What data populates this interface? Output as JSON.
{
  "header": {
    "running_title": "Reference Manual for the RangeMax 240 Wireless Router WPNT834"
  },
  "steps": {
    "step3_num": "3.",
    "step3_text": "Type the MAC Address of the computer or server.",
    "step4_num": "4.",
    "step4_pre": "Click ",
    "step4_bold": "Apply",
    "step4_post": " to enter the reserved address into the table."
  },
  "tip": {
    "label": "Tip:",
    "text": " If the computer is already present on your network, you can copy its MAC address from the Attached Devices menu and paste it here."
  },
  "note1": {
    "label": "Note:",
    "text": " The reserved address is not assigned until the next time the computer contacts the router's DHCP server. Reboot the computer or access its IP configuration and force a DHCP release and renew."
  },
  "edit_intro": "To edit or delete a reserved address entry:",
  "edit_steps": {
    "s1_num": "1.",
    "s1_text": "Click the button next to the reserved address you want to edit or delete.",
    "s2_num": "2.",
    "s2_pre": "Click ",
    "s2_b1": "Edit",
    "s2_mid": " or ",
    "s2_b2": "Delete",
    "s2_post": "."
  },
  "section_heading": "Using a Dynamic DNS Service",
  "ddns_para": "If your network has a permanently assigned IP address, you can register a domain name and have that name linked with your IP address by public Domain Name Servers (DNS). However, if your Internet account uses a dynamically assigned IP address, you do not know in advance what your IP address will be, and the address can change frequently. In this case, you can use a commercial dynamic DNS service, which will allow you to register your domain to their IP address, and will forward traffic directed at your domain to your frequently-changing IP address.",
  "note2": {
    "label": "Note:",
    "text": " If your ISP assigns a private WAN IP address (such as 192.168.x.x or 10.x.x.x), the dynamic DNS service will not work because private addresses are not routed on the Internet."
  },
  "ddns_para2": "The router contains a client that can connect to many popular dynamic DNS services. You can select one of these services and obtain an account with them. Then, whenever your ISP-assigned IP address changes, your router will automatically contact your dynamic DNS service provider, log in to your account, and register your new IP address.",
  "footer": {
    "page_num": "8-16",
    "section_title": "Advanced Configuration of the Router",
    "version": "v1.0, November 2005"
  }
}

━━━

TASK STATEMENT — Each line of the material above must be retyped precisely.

RESPONSE BOX —
What data populates this interface? Output as JSON.
{
  "header": {
    "running_title": "Reference Manual for the RangeMax 240 Wireless Router WPNT834"
  },
  "steps": {
    "step3_num": "3.",
    "step3_text": "Type the MAC Address of the computer or server.",
    "step4_num": "4.",
    "step4_pre": "Click ",
    "step4_bold": "Apply",
    "step4_post": " to enter the reserved address into the table."
  },
  "tip": {
    "label": "Tip:",
    "text": " If the computer is already present on your network, you can copy its MAC address from the Attached Devices menu and paste it here."
  },
  "note1": {
    "label": "Note:",
    "text": " The reserved address is not assigned until the next time the computer contacts the router's DHCP server. Reboot the computer or access its IP configuration and force a DHCP release and renew."
  },
  "edit_intro": "To edit or delete a reserved address entry:",
  "edit_steps": {
    "s1_num": "1.",
    "s1_text": "Click the button next to the reserved address you want to edit or delete.",
    "s2_num": "2.",
    "s2_pre": "Click ",
    "s2_b1": "Edit",
    "s2_mid": " or ",
    "s2_b2": "Delete",
    "s2_post": "."
  },
  "section_heading": "Using a Dynamic DNS Service",
  "ddns_para": "If your network has a permanently assigned IP address, you can register a domain name and have that name linked with your IP address by public Domain Name Servers (DNS). However, if your Internet account uses a dynamically assigned IP address, you do not know in advance what your IP address will be, and the address can change frequently. In this case, you can use a commercial dynamic DNS service, which will allow you to register your domain to their IP address, and will forward traffic directed at your domain to your frequently-changing IP address.",
  "note2": {
    "label": "Note:",
    "text": " If your ISP assigns a private WAN IP address (such as 192.168.x.x or 10.x.x.x), the dynamic DNS service will not work because private addresses are not routed on the Internet."
  },
  "ddns_para2": "The router contains a client that can connect to many popular dynamic DNS services. You can select one of these services and obtain an account with them. Then, whenever your ISP-assigned IP address changes, your router will automatically contact your dynamic DNS service provider, log in to your account, and register your new IP address.",
  "footer": {
    "page_num": "8-16",
    "section_title": "Advanced Configuration of the Router",
    "version": "v1.0, November 2005"
  }
}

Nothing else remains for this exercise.